(RAW DATA begins)

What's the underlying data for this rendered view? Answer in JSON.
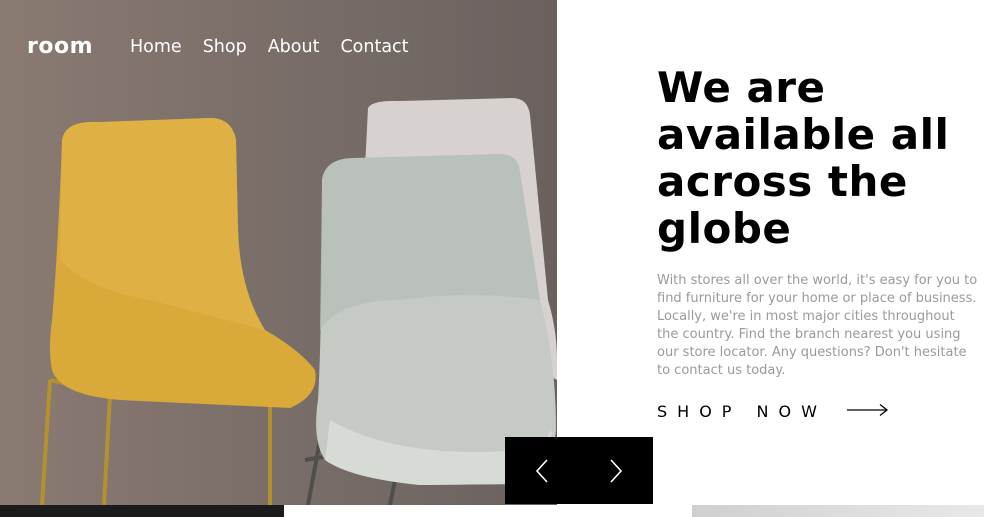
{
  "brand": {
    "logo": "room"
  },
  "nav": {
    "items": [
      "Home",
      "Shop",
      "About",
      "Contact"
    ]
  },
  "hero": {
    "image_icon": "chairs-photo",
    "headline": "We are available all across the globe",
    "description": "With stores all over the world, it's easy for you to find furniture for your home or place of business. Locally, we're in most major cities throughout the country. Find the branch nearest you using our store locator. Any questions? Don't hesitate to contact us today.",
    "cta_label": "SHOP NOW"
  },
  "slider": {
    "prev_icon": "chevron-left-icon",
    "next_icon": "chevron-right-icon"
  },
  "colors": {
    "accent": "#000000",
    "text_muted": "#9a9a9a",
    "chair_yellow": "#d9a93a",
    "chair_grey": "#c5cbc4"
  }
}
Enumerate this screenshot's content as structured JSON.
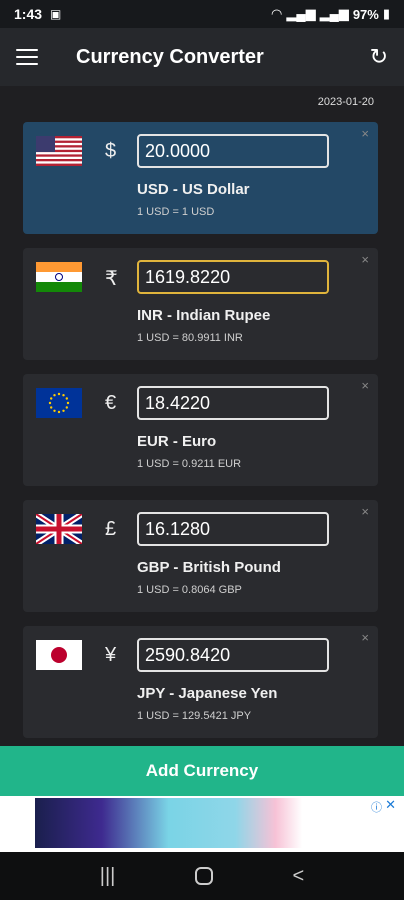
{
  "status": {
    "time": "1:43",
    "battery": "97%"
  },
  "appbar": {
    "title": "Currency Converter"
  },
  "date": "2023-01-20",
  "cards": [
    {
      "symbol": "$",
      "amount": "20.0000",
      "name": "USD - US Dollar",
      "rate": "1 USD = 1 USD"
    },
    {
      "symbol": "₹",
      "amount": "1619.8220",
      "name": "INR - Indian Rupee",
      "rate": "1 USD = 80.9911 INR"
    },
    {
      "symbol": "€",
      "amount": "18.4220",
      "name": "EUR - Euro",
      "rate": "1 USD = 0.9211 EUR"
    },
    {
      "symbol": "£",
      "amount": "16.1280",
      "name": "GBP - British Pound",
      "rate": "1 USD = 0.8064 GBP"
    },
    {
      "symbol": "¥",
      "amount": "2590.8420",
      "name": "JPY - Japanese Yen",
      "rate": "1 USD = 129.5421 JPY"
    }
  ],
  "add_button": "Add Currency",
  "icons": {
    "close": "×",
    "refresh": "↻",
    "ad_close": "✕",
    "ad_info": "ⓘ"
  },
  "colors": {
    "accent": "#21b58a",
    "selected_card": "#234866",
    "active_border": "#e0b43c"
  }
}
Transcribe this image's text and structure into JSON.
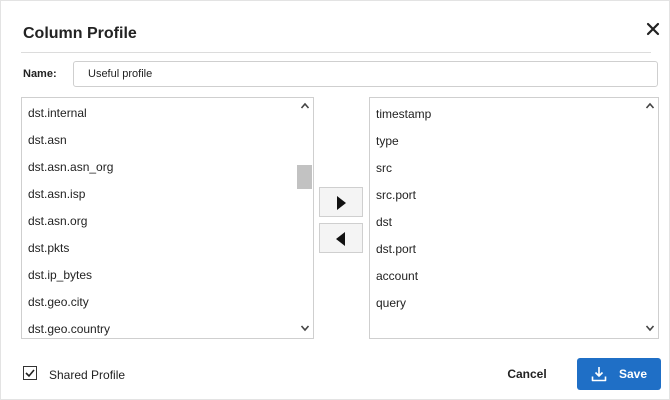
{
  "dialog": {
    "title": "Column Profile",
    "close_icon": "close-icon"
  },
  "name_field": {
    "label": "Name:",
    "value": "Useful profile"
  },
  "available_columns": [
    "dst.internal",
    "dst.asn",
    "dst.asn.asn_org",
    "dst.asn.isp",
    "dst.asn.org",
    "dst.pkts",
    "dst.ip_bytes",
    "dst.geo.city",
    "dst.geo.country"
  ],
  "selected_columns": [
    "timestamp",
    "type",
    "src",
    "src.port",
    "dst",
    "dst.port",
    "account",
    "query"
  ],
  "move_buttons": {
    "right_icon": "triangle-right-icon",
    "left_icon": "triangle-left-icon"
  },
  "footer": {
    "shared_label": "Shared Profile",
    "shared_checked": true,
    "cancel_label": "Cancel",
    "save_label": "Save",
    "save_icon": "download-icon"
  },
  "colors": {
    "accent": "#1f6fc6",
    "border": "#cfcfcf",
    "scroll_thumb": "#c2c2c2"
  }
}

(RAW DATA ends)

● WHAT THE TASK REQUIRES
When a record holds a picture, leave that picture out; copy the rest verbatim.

● ANSWER TO THIS PROBLEM
What's the underlying data for this rendered view? Answer in JSON.
{
  "brand": {
    "logo": "room"
  },
  "nav": {
    "items": [
      "Home",
      "Shop",
      "About",
      "Contact"
    ]
  },
  "hero": {
    "image_icon": "chairs-photo",
    "headline": "We are available all across the globe",
    "description": "With stores all over the world, it's easy for you to find furniture for your home or place of business. Locally, we're in most major cities throughout the country. Find the branch nearest you using our store locator. Any questions? Don't hesitate to contact us today.",
    "cta_label": "SHOP NOW"
  },
  "slider": {
    "prev_icon": "chevron-left-icon",
    "next_icon": "chevron-right-icon"
  },
  "colors": {
    "accent": "#000000",
    "text_muted": "#9a9a9a",
    "chair_yellow": "#d9a93a",
    "chair_grey": "#c5cbc4"
  }
}
Enumerate this screenshot's content as structured JSON.
{
  "status": {
    "time": "1:43",
    "battery": "97%"
  },
  "appbar": {
    "title": "Currency Converter"
  },
  "date": "2023-01-20",
  "cards": [
    {
      "symbol": "$",
      "amount": "20.0000",
      "name": "USD - US Dollar",
      "rate": "1 USD = 1 USD"
    },
    {
      "symbol": "₹",
      "amount": "1619.8220",
      "name": "INR - Indian Rupee",
      "rate": "1 USD = 80.9911 INR"
    },
    {
      "symbol": "€",
      "amount": "18.4220",
      "name": "EUR - Euro",
      "rate": "1 USD = 0.9211 EUR"
    },
    {
      "symbol": "£",
      "amount": "16.1280",
      "name": "GBP - British Pound",
      "rate": "1 USD = 0.8064 GBP"
    },
    {
      "symbol": "¥",
      "amount": "2590.8420",
      "name": "JPY - Japanese Yen",
      "rate": "1 USD = 129.5421 JPY"
    }
  ],
  "add_button": "Add Currency",
  "icons": {
    "close": "×",
    "refresh": "↻",
    "ad_close": "✕",
    "ad_info": "ⓘ"
  },
  "colors": {
    "accent": "#21b58a",
    "selected_card": "#234866",
    "active_border": "#e0b43c"
  }
}
Transcribe this image's text and structure into JSON.
{
  "dialog": {
    "title": "Column Profile",
    "close_icon": "close-icon"
  },
  "name_field": {
    "label": "Name:",
    "value": "Useful profile"
  },
  "available_columns": [
    "dst.internal",
    "dst.asn",
    "dst.asn.asn_org",
    "dst.asn.isp",
    "dst.asn.org",
    "dst.pkts",
    "dst.ip_bytes",
    "dst.geo.city",
    "dst.geo.country"
  ],
  "selected_columns": [
    "timestamp",
    "type",
    "src",
    "src.port",
    "dst",
    "dst.port",
    "account",
    "query"
  ],
  "move_buttons": {
    "right_icon": "triangle-right-icon",
    "left_icon": "triangle-left-icon"
  },
  "footer": {
    "shared_label": "Shared Profile",
    "shared_checked": true,
    "cancel_label": "Cancel",
    "save_label": "Save",
    "save_icon": "download-icon"
  },
  "colors": {
    "accent": "#1f6fc6",
    "border": "#cfcfcf",
    "scroll_thumb": "#c2c2c2"
  }
}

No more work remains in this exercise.